I have never met Iqbal Tamimi, but she inspired me when I connected with her seven years ago.
We connected digitally then and I was amazed and delighted to get an update on her last week.
My first blog, from 2004 to 2008, was Training Tracks, published first on No Train, No Gain and later at the American Press Institute‘s website. It didn’t draw nearly the traffic or the comments that I get on this blog, but one comment stands out.
Iqbal commented on one of my posts (alas, the original post, with the comments, is not available online any more, but I wrote a subsequent post that recounted our exchange in the comments and subsequent emails). Here are some passages about Iqbal from the second blog post:
My last post expressed frustration at journalists who say they “don’t need to know” data analysis skills. Iqbal’s response, which is posted online with that post, said some reporters in the Middle East “still write their reports by hand and fax them because they don’t know how to handle the simple keyboard.” I guess at any stage of technology, some reporters think they don’t need to know how to use the tools of their trade.
Iqbal is a reporter with Alarabiya TV station in Dubai, United Arab Emirates. She expressed frustration with some colleagues: “I found out that even though we spent huge amounts of money buying high tech devises and invested millions in the media business still we failed to represent ourselves well, for the very simple reason, that we don’t know how to benefit or get the most out of such high tech devises, hence we miss the opportunity to have a balanced dialogue with other nations, some of us even don’t know the basics and don’t want to learn.”
She could be writing about American reporters.
Iqbal provides the perfect illustration for something I’ve preached for a long time: Don’t let obstacles become excuses.
We face obstacles as we pursue stories, as we plan our careers, as we pursue our dream jobs. The obstacles are real. They frustrate us. They challenge us. They hold us back. They delay us from reaching our goals.
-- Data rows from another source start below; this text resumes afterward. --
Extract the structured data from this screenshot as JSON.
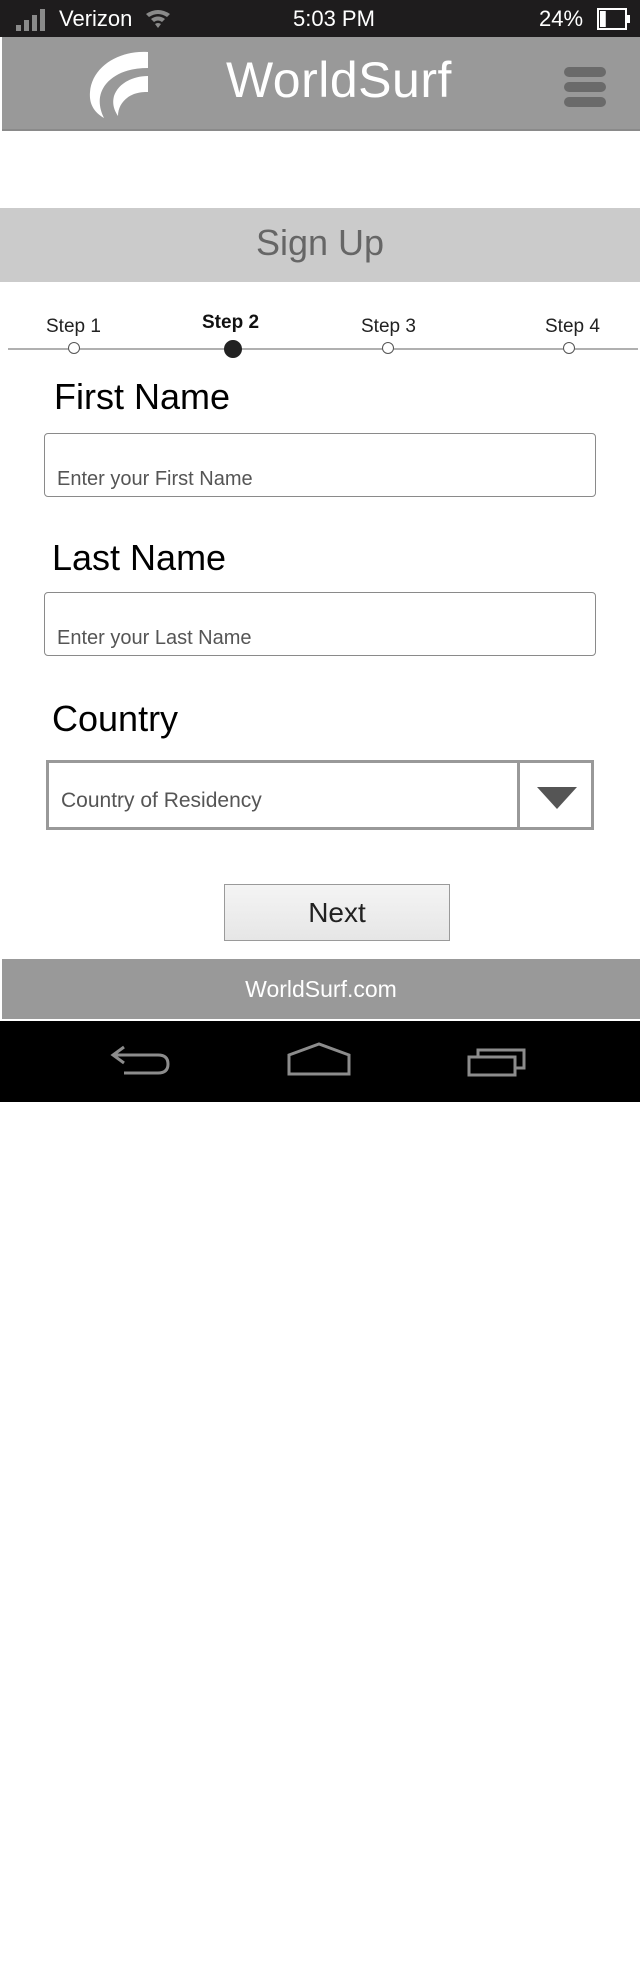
{
  "status_bar": {
    "carrier": "Verizon",
    "time": "5:03 PM",
    "battery": "24%",
    "battery_level": 0.24,
    "icons": [
      "signal-icon",
      "wifi-icon",
      "battery-icon"
    ]
  },
  "app_bar": {
    "title": "WorldSurf",
    "icons": [
      "worldsurf-logo",
      "menu-icon"
    ]
  },
  "page": {
    "title": "Sign Up"
  },
  "steps": {
    "items": [
      {
        "label": "Step 1",
        "active": false
      },
      {
        "label": "Step 2",
        "active": true
      },
      {
        "label": "Step 3",
        "active": false
      },
      {
        "label": "Step 4",
        "active": false
      }
    ]
  },
  "form": {
    "first_name": {
      "label": "First Name",
      "value": "",
      "placeholder": "Enter your First Name"
    },
    "last_name": {
      "label": "Last Name",
      "value": "",
      "placeholder": "Enter your Last Name"
    },
    "country": {
      "label": "Country",
      "selected": "Country of Residency",
      "icon": "dropdown-arrow-icon"
    },
    "next_label": "Next"
  },
  "footer": {
    "text": "WorldSurf.com"
  },
  "nav_bar": {
    "icons": [
      "back-icon",
      "home-icon",
      "recent-apps-icon"
    ]
  },
  "colors": {
    "status_bar": "#1e1c1d",
    "app_bar": "#999999",
    "signup_bar": "#cbcbcb",
    "footer": "#999999",
    "nav_bar": "#000000"
  }
}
But by the time we’re done, we have to make the obstacle part of the war story of our success, not the excuse for our failure.
Iqbal faces more severe obstacles than most journalists I work with. She has survived a stabbing. She told of seeking data to support or refute claims made by her government about sport programs helping combat crime. She lamented the lack of crime data available in the Arab world and finally found some information from Australia about sports and crime. Wherever you are, whatever your level of technology and data availability, resourcefulness distinguishes the best reporters. …
After her initial message, Iqbal and I exchanged some more e-mails.
Want to know where she learned her computer skills? Unlike American journalists, she doesn’t have access to the dozens of courses taught each year by Sree (Sreenivasan, about whom I also wrote in that blog post) and other journalism professors and by the National Institute of Computer-Assisted Reporting.
“I never had the courage to do any work while my husband was alive,” Iqbal wrote. After her husband died, “First thing I learned English, then my son who was very little showed me how to use the computer. He was 4 (my first teacher) … from there I started building up my new world. I have published two books this year, one is a book of poems, the other is of International Affairs.”
Her 4-year-old son taught her how to use the computer. What’s your excuse for not mastering it?
Well, guess who I heard from last week? Iqbal’s no-longer-4-year-old son, Tim Tamimi. Here’s the email he sent me:
Hi Mr Buttry,I’m Tim, Iqbal Tamimi’s son. I stumbled upon your WordPress article about when I was 4. It was quite odd reading it from my point of view – almost nostalgic. I showed it to my mum and she told me a little about what you guys were up to a few years back when we were in Dubai – We’re in the UK now.Anyway, the reason I wanted to email you is to let you know that I’ve been running a graphic design business over here, called MangoGraphics.co.uk – so please feel free to let me know if you need any graphic work done – a logo, a wordpress banner, letter head design, or anything like that, I’ll be happy to do it free of charge. … I actually designed mum’s current network, journomania.netLet me know if I can be of any help.Mum sends a hello to you.Sin Cera,Tim
We campaign to support training and updating the skills of Arab women journalists.
Provide inspiration and empower Arab women journalists through highlighting news of awards and journalists’ achievements around the world.
I got to meet some Arab women journalists when Carol Ann Riordan and I visited the Prince Ahmed Applied Media Institute in 2008, representing API. The women worked on a different floor from the men in the Saudi newsroom we visited. Carol Ann spent some time visiting privately with them (below) and came away touched by their courage and their commitment. We resolved to insist that any training programs we did in Saudi Arabia would include opportunities for women. I am pleased that Iqbal is working to provide training and inspiration for Arab women journalists. She certainly has inspired me.